Every worker deserves to work in a safe and non-hazardous environment. Fifty years ago, the federal government enacted legislation to protect workers, and the Occupational Safety and Health Administration (OSHA) enforces these laws. These safety protocols benefit both employees and employers.
Continue reading to learn more about OSHA.
Information on OSHA
OSHA enforces standards for varying workplace sectors, which include general principles of safety as well as more workplace-specific standards for fields like construction. Furthermore, this organization is continuously researching new rules to improve workplace safety and address new potential threats. Every workplace must implement OSHA’s standards because if employees feel unsafe and uncared for, then their productivity will suffer. Benefits of employee safety include:
- Less sick days requested
- Impressing your customers
- Providing superior service, which boosts customer loyalty
- Boosting staff morale
In today’s blog, we will focus on OSHA regulations for construction workers.
The problem: Every year, falls consistently account for the greatest number of fatalities in the construction industry. Several factors usually lead to falls, including unstable working surfaces, failure to implement fall protection equipment, and human error.
- Cover floor holes
- Use safety net systems or personal fall arrest systems, such as body harnesses.
- Use aerial lifts or elevated platforms to provide safer elevated working surfaces.
The problem: OSHA estimates there are approximately 25,000 injuries per year due to unstable ladders in construction sites.
- Always use the correct ladder for the task, and not the first available one.
- Make sure all ladders are tall enough to reach the work area safely.
- Never load ladders beyond the maximum intended load.
- Avoid using ladders with metal components near electrical work and overhead power lines to prevent electrocution.
- Regularly inspect ladders for noticeable defects.
Preventing Trench Collapses
The problem: Trench collapses cause hundreds of injuries each year, with a steady rise this past decade.
- Never enter an unprotected trench.
- Make sure there’s a way to exit trenches, such as a ladder, ramp, or stairway. There should be no more than 25 feet of lateral travel for employees who have to work inside a trench.
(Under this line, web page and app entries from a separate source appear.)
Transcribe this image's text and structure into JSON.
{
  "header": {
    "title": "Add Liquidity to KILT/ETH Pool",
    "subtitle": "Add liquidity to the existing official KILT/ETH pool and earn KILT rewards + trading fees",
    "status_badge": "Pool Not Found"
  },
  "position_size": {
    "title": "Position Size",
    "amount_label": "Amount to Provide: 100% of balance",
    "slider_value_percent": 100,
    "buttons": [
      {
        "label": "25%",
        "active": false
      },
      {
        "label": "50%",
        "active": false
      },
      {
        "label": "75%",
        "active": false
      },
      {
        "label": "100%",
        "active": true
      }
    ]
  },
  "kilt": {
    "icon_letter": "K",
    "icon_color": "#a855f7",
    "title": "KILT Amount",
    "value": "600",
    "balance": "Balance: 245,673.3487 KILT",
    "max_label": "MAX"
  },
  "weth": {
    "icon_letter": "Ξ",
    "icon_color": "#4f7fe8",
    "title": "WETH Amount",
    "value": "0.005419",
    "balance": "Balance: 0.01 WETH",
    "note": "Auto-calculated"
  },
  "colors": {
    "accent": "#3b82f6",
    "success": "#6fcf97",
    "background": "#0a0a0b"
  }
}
- Keep spoils approximately two feet back from the trench’s edges.
- Inspect trenches after hazard-increasing events, such as rainstorms or earthquakes.
Communicate All Hazards
The problem: Failure to disclose the hazards associated with chemicals to your employees can result in chemical burns, fires and explosions, chronic respiratory problems, and more.
- Place a Material Safety Data Sheet (MSDS) for each chemical in every building of your facility.
- Train employees on how to read this chart
- Provide clean-up kits in areas where you store chemicals in case of emergency.
- Provide personal protective equipment (PPE) and enforce its use.
- Train employees to clean up chemical spills, which includes teaching them how to protect themselves and properly dispose of hazardous wastes.
Flickinger Sutterfield & Boulton is Here for You
Although every employer must enforce OSHA’s safety regulations, they may not keep up-to-date with the latest protocols. If you’re a construction worker who was recently hurt on the job, you should pursue legal action to receive compensation for your injuries. The experienced personal injury attorneys at Flickinger Sutterfield & Boulton can help you collect damages for your suffering. We have offices throughout Utah County and West Jordan. Schedule your free case evaluation today.